Anyone who has suffered a shoulder injury can tell you that they are not fun to deal with and (if left untreated) tend to linger far longer than most other injuries. The most common classification of shoulder injury seen with strength and conditioning is shoulder tendinopathy. This can involve any of the muscles that encompass the shoulder joint complex, but most commonly involved are the biceps tendon and rotator cuff tendon.
There are several sub-classifications of tendinopathy including tendinitis and tendinosis. Tendinitis refers to an acute tendon injury which is accompanied by inflammation. Tendinosis refers to a chronic tendon injury with degeneration at the cellular level and not accompanied by inflammation. If left untreated, shoulder tendinopathy can often lead to a tear of the involved tendon as well as degenerative calcific tendinosis with various factors leading to this slow progressive change. The most common cause of shoulder injury is the result of repeated overuse, or micro-trauma. Shoulder injuries typically do not occur as a result of one trauma, as many assume. The more severe and more frequent injury occurs directly affects the resulting progression, worsening and degeneration.

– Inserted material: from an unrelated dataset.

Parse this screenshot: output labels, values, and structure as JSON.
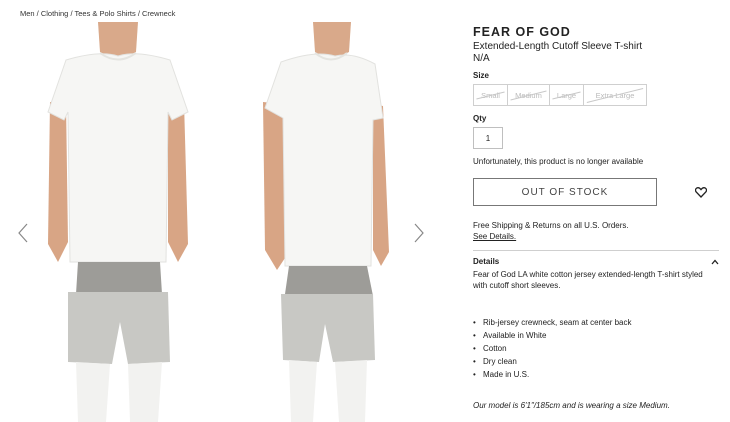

Four separate muscles make up the rotator cuff group in the shoulder. Rotator cuff injuries commonly result from poor mechanics/movement in the shoulder and overall weakness. Injury to this group often causes local swelling, tenderness and pain on the top, side, and back of the shoulder. Pain and stiffness is common when lifting your arm. Over time, overuse and minor rotator cuff injuries can lead to tears or even degenerative changes leading to rupture or tearing of the muscle or tendon. Bicipital tendinopathy commonly occurs as a result of rapid and repetitive eccentric (lengthening) loading of the biceps causing increased tension and strain on the proximal tendon where it attaches at the shoulder. This can occur from high repetition pull-ups with poor technique as well as progressing too quickly with the olympic lifts, namely snatches, which places the biceps tendon under an enormous amount of tension in the overhead position.
Shoulder tendonitis commonly involves the following symptoms:
- Shoulder clicking when your arm is about shoulder height
- Shoulder and upper arm pain when lifting
- Shoulder pain when lifting something with a straight arm
- Shoulder pain or clicking when your hand is behind your back or head
Degenerative calcific tendinosis commonly involves:
- Calcium deposits formed in the tendons
- Repetitive injury over time along with normal wear and tear
- Lack of oxygen and blood flow to the injured tissues
- Pressure on the tendons
In many cases, torn shoulder tendons begin by fraying. As the damage progresses, the weakened tendon can completely tear. This can happen without even lifting a heavy object. This makes early intervention and treatment of shoulder injuries that much more crucial. There are different types of tears. The more common type of tear is a partial tear, which is an incomplete tear and results in significant damage to the tendon, but does not completely sever it. A full-thickness tear is also called a complete tear. This involves separating the tendon from the bone. With a full-thickness tear surgery is usually required to repair the torn tissue.
- Rub and roll to increase blood flow and oxygen as well as break up any myofascial adhesions
- Stretch the tightened/affected tissues
- Cross-over symmetry or comparable banded resistance exercises
Professional treatment options:
- Physical therapy
- Orthopedic medicine
The bottom-line: Most shoulder injuries are not benign or nothing to worry about. Especially if the symptoms started slowly and have progressed. Depending on the severity of the injury, most can be resolved with RICE (Rest, Ice, Compression, Elevation) and a combination of the self-treatment options listed above. Professional treatment is always recommended, and the techniques used to treat injuries of this nature can vary widely. However, the most common professions that deal with musculoskeletal and sports-based injuries are listed above. Addressing deficiencies and weaknesses as soon as they are identified as the best preventative measure as well as focusing on proper mobility required for the movements in your program. If you do suffer a shoulder injury, begin treatment immediately and don’t just brush it off and expect it to go away on its own. Early intervention is key with all injuries, but you’ll be especially happy that you took care of that shoulder injury before it turned into a chronic and nagging problem.